Outlines are well known tools for writers. Many writers like to use them as a way to help discover and plan the story before they begin writing, while others look at the outline with some dismay. Regardless of how you view outlines, they are well-known for a reason.
It’s important to remember that an outline isn’t concrete. Think of it more as a guideline that can change just as the needs of your story change. It can change just as much as your story does.
The other really important thing about an outline is that you don’t need it before you start writing that first draft. In fact, you may find it more useful to create an outline after you’ve written the story, to help you edit. I’ve found this helps identify extraneous scenes, but also to help build support for saggy middles.

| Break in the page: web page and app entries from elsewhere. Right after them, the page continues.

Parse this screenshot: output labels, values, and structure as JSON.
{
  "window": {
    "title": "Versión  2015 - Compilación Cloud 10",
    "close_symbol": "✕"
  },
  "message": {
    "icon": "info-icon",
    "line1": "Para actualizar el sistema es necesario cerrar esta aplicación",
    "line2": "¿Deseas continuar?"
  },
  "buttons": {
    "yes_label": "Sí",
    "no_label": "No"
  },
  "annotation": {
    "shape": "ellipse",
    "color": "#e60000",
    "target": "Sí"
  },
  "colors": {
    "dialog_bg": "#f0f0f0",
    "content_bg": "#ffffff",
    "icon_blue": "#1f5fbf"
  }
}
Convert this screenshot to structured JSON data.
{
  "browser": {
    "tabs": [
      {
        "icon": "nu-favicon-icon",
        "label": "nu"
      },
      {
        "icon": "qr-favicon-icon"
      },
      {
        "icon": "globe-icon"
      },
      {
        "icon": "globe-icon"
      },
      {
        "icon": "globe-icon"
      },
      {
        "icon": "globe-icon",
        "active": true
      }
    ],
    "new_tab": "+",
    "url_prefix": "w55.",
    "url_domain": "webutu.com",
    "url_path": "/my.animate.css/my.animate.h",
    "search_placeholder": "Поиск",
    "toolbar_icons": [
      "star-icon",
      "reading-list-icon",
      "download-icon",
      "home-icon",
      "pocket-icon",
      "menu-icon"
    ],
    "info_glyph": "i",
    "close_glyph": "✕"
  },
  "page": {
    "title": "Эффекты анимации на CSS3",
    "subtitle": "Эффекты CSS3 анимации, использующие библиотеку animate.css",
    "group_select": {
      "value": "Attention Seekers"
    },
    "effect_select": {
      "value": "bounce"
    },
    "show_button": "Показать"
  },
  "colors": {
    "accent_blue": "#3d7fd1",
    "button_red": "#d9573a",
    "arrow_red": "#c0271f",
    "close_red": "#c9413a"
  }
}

Outlines also take a lot of different forms. List, bullet points, flow charts, summaries. There are about a dozen different ways to create an outline. And like everything else in writing, the only one that’s guaranteed to work is the one that works for you. Trial and error are your friends.